───── Data for the task ─────

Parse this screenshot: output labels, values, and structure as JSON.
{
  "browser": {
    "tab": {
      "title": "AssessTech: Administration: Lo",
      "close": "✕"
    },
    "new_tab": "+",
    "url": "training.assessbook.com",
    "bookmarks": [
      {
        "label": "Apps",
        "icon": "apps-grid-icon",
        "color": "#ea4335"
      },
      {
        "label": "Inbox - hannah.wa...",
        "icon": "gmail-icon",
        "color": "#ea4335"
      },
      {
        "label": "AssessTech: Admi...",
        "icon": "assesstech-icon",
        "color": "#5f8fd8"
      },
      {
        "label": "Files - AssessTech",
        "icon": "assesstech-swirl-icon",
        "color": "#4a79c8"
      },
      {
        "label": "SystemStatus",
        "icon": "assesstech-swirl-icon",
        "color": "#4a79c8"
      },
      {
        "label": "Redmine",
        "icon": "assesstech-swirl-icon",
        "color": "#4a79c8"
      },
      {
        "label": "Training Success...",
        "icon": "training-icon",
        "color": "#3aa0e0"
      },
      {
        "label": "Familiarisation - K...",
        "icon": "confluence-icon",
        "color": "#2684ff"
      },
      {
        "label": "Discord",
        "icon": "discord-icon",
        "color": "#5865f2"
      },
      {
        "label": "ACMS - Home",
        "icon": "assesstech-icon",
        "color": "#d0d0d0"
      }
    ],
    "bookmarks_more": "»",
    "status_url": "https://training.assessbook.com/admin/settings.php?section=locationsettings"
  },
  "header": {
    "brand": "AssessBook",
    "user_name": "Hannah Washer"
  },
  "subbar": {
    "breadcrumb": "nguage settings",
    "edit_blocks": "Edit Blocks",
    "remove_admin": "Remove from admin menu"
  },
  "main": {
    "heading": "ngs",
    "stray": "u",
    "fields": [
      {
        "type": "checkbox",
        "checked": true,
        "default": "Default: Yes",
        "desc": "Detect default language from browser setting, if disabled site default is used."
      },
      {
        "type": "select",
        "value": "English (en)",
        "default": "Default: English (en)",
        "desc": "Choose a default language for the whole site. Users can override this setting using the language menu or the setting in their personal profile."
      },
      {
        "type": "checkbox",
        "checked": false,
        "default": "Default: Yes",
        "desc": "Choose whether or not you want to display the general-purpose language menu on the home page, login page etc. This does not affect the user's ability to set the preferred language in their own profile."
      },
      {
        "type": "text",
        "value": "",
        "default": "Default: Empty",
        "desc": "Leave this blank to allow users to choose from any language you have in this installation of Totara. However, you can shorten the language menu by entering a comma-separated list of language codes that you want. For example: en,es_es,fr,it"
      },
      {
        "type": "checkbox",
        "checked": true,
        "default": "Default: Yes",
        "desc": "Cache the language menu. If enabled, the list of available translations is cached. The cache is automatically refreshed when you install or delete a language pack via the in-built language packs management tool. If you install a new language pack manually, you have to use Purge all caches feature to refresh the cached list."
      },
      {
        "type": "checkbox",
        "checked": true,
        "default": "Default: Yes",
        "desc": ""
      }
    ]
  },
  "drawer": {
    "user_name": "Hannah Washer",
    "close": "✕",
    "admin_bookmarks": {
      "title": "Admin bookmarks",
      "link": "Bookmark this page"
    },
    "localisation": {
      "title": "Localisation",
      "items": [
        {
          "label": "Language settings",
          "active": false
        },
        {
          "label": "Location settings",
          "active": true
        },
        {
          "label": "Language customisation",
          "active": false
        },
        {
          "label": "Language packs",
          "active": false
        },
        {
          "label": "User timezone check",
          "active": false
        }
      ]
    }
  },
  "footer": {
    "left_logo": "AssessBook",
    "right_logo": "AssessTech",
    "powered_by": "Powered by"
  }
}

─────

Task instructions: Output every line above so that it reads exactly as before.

Task solution:
Parse this screenshot: output labels, values, and structure as JSON.
{
  "browser": {
    "tab": {
      "title": "AssessTech: Administration: Lo",
      "close": "✕"
    },
    "new_tab": "+",
    "url": "training.assessbook.com",
    "bookmarks": [
      {
        "label": "Apps",
        "icon": "apps-grid-icon",
        "color": "#ea4335"
      },
      {
        "label": "Inbox - hannah.wa...",
        "icon": "gmail-icon",
        "color": "#ea4335"
      },
      {
        "label": "AssessTech: Admi...",
        "icon": "assesstech-icon",
        "color": "#5f8fd8"
      },
      {
        "label": "Files - AssessTech",
        "icon": "assesstech-swirl-icon",
        "color": "#4a79c8"
      },
      {
        "label": "SystemStatus",
        "icon": "assesstech-swirl-icon",
        "color": "#4a79c8"
      },
      {
        "label": "Redmine",
        "icon": "assesstech-swirl-icon",
        "color": "#4a79c8"
      },
      {
        "label": "Training Success...",
        "icon": "training-icon",
        "color": "#3aa0e0"
      },
      {
        "label": "Familiarisation - K...",
        "icon": "confluence-icon",
        "color": "#2684ff"
      },
      {
        "label": "Discord",
        "icon": "discord-icon",
        "color": "#5865f2"
      },
      {
        "label": "ACMS - Home",
        "icon": "assesstech-icon",
        "color": "#d0d0d0"
      }
    ],
    "bookmarks_more": "»",
    "status_url": "https://training.assessbook.com/admin/settings.php?section=locationsettings"
  },
  "header": {
    "brand": "AssessBook",
    "user_name": "Hannah Washer"
  },
  "subbar": {
    "breadcrumb": "nguage settings",
    "edit_blocks": "Edit Blocks",
    "remove_admin": "Remove from admin menu"
  },
  "main": {
    "heading": "ngs",
    "stray": "u",
    "fields": [
      {
        "type": "checkbox",
        "checked": true,
        "default": "Default: Yes",
        "desc": "Detect default language from browser setting, if disabled site default is used."
      },
      {
        "type": "select",
        "value": "English (en)",
        "default": "Default: English (en)",
        "desc": "Choose a default language for the whole site. Users can override this setting using the language menu or the setting in their personal profile."
      },
      {
        "type": "checkbox",
        "checked": false,
        "default": "Default: Yes",
        "desc": "Choose whether or not you want to display the general-purpose language menu on the home page, login page etc. This does not affect the user's ability to set the preferred language in their own profile."
      },
      {
        "type": "text",
        "value": "",
        "default": "Default: Empty",
        "desc": "Leave this blank to allow users to choose from any language you have in this installation of Totara. However, you can shorten the language menu by entering a comma-separated list of language codes that you want. For example: en,es_es,fr,it"
      },
      {
        "type": "checkbox",
        "checked": true,
        "default": "Default: Yes",
        "desc": "Cache the language menu. If enabled, the list of available translations is cached. The cache is automatically refreshed when you install or delete a language pack via the in-built language packs management tool. If you install a new language pack manually, you have to use Purge all caches feature to refresh the cached list."
      },
      {
        "type": "checkbox",
        "checked": true,
        "default": "Default: Yes",
        "desc": ""
      }
    ]
  },
  "drawer": {
    "user_name": "Hannah Washer",
    "close": "✕",
    "admin_bookmarks": {
      "title": "Admin bookmarks",
      "link": "Bookmark this page"
    },
    "localisation": {
      "title": "Localisation",
      "items": [
        {
          "label": "Language settings",
          "active": false
        },
        {
          "label": "Location settings",
          "active": true
        },
        {
          "label": "Language customisation",
          "active": false
        },
        {
          "label": "Language packs",
          "active": false
        },
        {
          "label": "User timezone check",
          "active": false
        }
      ]
    }
  },
  "footer": {
    "left_logo": "AssessBook",
    "right_logo": "AssessTech",
    "powered_by": "Powered by"
  }
}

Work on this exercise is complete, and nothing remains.